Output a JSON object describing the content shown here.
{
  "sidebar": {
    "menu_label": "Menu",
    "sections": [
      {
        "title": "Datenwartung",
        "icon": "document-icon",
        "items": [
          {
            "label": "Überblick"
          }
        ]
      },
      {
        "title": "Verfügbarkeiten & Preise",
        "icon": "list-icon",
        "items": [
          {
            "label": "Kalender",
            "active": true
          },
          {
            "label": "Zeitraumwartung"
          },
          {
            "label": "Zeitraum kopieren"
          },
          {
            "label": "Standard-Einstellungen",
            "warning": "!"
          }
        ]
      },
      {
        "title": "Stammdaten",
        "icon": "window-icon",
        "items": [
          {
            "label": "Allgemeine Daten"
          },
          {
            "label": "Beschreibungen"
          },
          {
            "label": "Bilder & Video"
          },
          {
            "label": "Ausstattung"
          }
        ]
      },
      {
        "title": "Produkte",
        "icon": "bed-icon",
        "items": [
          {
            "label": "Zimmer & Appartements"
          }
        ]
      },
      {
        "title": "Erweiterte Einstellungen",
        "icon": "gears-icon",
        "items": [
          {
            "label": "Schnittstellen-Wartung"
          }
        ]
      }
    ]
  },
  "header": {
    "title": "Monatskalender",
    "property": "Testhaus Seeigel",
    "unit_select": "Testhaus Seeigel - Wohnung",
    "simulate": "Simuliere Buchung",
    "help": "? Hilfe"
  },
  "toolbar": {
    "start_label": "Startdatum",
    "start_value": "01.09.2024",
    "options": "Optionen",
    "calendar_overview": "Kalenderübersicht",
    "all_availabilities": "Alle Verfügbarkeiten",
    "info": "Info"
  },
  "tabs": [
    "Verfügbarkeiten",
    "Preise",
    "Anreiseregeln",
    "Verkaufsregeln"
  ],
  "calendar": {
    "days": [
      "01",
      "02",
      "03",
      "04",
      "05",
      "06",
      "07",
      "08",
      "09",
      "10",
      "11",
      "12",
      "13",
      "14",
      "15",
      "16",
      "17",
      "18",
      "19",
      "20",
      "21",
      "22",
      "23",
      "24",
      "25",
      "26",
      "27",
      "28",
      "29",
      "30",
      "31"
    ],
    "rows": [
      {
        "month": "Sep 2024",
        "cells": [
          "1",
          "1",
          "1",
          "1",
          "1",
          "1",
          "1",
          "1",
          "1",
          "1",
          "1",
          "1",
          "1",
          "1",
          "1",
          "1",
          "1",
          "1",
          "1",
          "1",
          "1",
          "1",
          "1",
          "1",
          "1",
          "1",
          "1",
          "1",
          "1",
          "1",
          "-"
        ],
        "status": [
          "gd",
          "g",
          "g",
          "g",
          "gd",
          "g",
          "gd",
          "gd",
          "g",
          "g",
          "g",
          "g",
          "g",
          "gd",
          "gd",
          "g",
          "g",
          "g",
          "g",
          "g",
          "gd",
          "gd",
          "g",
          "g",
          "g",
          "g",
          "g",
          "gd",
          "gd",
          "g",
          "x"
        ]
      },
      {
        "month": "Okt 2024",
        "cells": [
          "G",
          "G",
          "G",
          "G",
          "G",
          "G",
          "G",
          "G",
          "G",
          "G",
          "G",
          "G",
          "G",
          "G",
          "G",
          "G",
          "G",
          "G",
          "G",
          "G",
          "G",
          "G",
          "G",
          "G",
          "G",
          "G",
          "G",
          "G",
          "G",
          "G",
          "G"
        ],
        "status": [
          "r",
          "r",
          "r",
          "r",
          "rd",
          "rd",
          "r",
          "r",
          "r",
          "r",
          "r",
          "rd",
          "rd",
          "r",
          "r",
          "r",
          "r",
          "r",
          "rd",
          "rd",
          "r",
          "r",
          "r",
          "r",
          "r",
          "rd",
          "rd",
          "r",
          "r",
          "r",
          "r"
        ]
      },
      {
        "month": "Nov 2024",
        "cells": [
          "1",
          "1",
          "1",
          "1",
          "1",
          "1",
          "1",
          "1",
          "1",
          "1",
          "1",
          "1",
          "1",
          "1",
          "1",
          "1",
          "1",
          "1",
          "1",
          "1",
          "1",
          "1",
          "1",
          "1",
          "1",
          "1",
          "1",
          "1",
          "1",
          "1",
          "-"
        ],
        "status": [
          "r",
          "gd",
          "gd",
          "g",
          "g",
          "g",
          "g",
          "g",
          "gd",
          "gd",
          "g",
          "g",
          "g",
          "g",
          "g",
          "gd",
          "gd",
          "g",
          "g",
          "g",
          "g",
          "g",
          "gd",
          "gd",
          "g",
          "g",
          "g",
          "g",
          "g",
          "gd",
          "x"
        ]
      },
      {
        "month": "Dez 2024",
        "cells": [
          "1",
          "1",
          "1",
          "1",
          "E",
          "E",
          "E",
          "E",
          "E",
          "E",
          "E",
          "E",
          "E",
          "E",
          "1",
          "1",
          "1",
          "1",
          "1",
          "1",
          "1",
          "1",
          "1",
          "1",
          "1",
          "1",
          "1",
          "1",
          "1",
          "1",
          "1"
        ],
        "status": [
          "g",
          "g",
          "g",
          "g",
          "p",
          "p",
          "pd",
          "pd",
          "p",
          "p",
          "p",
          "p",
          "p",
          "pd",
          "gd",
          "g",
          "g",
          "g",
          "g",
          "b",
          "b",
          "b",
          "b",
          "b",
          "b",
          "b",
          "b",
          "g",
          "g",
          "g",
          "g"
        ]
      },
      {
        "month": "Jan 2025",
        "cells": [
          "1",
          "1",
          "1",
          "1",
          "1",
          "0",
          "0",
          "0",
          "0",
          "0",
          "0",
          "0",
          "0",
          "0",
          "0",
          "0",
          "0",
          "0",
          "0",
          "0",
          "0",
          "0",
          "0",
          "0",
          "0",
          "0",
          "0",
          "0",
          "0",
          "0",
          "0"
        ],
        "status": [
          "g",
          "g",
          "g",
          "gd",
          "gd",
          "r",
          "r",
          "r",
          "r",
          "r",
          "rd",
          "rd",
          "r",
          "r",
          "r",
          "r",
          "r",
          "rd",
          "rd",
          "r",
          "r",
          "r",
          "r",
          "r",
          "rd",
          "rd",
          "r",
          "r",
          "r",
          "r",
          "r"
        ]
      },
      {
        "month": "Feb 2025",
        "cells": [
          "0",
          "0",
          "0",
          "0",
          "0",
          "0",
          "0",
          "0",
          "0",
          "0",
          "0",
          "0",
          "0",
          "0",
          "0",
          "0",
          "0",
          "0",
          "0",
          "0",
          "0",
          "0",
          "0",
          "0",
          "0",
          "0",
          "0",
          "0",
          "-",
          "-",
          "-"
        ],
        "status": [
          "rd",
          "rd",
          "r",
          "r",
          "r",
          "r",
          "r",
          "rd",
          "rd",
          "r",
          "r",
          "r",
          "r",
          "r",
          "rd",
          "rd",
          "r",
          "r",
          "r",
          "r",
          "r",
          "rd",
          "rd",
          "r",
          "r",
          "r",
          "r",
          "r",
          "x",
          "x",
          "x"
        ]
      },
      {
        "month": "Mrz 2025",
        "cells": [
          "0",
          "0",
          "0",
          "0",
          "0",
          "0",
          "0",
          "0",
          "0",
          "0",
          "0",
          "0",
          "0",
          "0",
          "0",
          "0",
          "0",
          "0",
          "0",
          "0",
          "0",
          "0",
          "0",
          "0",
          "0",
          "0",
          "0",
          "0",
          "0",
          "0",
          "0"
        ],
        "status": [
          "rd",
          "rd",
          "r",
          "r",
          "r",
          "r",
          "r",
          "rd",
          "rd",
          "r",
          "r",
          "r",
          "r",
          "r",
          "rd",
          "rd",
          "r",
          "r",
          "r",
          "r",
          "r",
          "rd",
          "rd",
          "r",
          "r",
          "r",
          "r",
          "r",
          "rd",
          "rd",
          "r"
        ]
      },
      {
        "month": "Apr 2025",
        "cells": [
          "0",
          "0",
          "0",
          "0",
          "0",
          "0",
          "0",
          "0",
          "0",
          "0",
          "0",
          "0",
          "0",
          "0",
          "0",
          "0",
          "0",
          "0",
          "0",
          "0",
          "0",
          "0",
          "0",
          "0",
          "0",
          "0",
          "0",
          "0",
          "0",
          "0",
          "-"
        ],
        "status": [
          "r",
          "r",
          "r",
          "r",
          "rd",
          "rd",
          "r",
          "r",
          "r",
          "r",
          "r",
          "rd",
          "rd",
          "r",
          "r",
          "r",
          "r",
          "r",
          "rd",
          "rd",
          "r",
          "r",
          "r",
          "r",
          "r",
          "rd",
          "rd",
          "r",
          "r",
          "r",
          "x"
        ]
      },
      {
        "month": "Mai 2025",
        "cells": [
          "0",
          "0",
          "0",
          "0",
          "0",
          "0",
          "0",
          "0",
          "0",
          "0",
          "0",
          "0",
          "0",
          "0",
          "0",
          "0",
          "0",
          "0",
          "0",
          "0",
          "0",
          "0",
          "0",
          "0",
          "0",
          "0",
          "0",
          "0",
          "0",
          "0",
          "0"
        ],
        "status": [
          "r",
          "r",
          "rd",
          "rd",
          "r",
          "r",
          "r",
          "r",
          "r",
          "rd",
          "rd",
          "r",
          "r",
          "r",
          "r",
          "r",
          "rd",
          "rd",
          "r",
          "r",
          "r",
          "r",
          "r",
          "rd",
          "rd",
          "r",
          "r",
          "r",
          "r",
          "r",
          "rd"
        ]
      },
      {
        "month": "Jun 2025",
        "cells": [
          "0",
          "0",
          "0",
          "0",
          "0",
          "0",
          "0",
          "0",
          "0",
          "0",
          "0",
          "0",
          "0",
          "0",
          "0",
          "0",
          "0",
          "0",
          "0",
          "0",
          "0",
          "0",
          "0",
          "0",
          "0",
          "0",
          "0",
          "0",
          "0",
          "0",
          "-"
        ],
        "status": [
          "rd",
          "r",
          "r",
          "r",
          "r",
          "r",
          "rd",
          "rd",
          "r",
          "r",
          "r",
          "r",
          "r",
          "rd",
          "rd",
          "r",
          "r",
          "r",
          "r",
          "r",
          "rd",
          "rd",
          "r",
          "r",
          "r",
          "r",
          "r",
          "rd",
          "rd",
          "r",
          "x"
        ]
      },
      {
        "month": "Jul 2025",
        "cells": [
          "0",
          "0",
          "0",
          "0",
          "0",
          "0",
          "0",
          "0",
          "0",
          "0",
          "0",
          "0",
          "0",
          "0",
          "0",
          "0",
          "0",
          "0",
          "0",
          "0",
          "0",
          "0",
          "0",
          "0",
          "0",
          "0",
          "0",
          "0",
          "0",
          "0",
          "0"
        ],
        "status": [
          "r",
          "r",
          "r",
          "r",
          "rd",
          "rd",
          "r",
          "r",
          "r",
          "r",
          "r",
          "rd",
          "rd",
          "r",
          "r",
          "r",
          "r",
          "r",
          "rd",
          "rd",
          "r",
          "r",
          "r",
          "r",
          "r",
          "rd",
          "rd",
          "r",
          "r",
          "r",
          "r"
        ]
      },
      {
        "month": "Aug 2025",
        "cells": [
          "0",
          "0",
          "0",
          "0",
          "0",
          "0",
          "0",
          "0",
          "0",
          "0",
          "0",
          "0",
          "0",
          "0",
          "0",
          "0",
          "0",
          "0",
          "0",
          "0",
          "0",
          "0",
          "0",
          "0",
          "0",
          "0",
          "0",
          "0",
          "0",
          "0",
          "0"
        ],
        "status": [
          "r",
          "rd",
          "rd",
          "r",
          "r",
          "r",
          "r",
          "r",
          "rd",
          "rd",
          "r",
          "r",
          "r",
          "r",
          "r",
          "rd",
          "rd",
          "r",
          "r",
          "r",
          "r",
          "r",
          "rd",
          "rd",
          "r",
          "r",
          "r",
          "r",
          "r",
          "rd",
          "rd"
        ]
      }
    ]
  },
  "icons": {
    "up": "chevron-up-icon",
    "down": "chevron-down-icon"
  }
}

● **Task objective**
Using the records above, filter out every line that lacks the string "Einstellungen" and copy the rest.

● **Response box**
            "label": "Standard-Einstellungen",
        "title": "Erweiterte Einstellungen",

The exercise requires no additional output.